The bee population has slowly been declining across the globe, causing scholars to panic about the lasting impact the decline will have on native plant communities. Nikhil Thacker, Luther College senior of Iowa City, Iowa, researched and observed bumble bees, known scientifically as Bombus, and how to preserve the areas the bees rely on for their survival.
Thacker, the son of Tracy and Viraj Thacker of Iowa City, is a 2013 graduate of Iowa Mennonite School. He is majoring in environmental studies at Luther.
Thacker focused on the Bombus species and its resource usage in prairie and forest areas. Currently, the Bombus affinis is listed as an endangered species. Thacker sought to discover what plants and habitat are needed for the bees to thrive.
"It felt good to design my research project and experience firsthand the effort it takes to make sure everything works out. That was something I was worried about at the beginning of the summer but feel much more confident about now," said Thacker.
Thacker worked with Beth Lynch, associate professor of biology, on his project titled "Use of Forest and Prairie Habitats by Bumble Bees (Bombus spp.) in Northeastern Iowa."
The group's collaboration is one of 26 summer student-faculty research projects funded through the Luther College Scholars Program and Dean's Office. The Student-Faculty Summer Research projects provide students an opportunity to research topics of interest alongside Luther faculty. This program is one of a wide selection of experiential learning opportunities at Luther intended to deepen the learning process and that are part of Luther's academic core.
The results of the project will be presented at Luther's Student Research Symposium in 2018.

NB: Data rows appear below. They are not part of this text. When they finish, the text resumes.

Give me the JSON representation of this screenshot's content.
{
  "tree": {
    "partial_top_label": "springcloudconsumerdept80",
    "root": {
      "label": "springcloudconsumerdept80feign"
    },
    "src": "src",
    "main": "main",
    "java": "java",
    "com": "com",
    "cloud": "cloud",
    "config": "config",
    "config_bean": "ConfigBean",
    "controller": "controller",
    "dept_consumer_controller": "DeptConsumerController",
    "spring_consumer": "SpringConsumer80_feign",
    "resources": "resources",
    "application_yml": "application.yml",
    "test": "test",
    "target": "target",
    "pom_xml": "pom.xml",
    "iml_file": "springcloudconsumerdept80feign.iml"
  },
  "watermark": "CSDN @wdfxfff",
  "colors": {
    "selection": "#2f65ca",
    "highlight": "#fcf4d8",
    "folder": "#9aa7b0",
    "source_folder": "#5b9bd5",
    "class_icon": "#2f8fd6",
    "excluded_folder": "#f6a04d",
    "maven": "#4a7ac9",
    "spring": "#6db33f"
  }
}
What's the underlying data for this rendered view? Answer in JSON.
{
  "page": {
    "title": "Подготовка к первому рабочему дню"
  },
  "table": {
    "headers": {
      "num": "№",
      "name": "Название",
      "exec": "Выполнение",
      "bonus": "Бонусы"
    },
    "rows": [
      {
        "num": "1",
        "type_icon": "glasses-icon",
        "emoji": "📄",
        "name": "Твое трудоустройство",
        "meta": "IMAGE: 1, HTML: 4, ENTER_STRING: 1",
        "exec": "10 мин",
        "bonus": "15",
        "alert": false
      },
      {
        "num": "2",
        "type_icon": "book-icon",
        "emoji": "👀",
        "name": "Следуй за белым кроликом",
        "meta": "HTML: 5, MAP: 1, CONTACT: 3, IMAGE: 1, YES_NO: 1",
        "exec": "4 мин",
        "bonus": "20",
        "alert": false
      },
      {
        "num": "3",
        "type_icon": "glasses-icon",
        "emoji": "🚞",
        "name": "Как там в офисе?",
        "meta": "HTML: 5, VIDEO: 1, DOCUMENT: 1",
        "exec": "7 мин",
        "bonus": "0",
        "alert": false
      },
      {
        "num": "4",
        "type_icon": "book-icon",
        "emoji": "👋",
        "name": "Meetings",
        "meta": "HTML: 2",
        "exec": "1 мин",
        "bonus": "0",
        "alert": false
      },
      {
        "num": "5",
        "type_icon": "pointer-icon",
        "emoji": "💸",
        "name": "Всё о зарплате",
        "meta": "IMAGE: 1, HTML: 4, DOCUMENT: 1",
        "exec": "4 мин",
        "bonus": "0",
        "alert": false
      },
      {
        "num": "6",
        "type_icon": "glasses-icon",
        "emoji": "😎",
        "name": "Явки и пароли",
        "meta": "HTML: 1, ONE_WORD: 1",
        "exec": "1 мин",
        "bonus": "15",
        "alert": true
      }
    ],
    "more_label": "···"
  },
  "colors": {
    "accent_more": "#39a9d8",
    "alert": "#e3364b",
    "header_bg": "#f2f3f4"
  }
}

A national liberal arts college with an enrollment of 2,050, Luther offers an academic curriculum that leads to the Bachelor of Arts degree in more than 60 majors and pre-professional programs. For more information about Luther visit the college's website: http://www.luther.edu.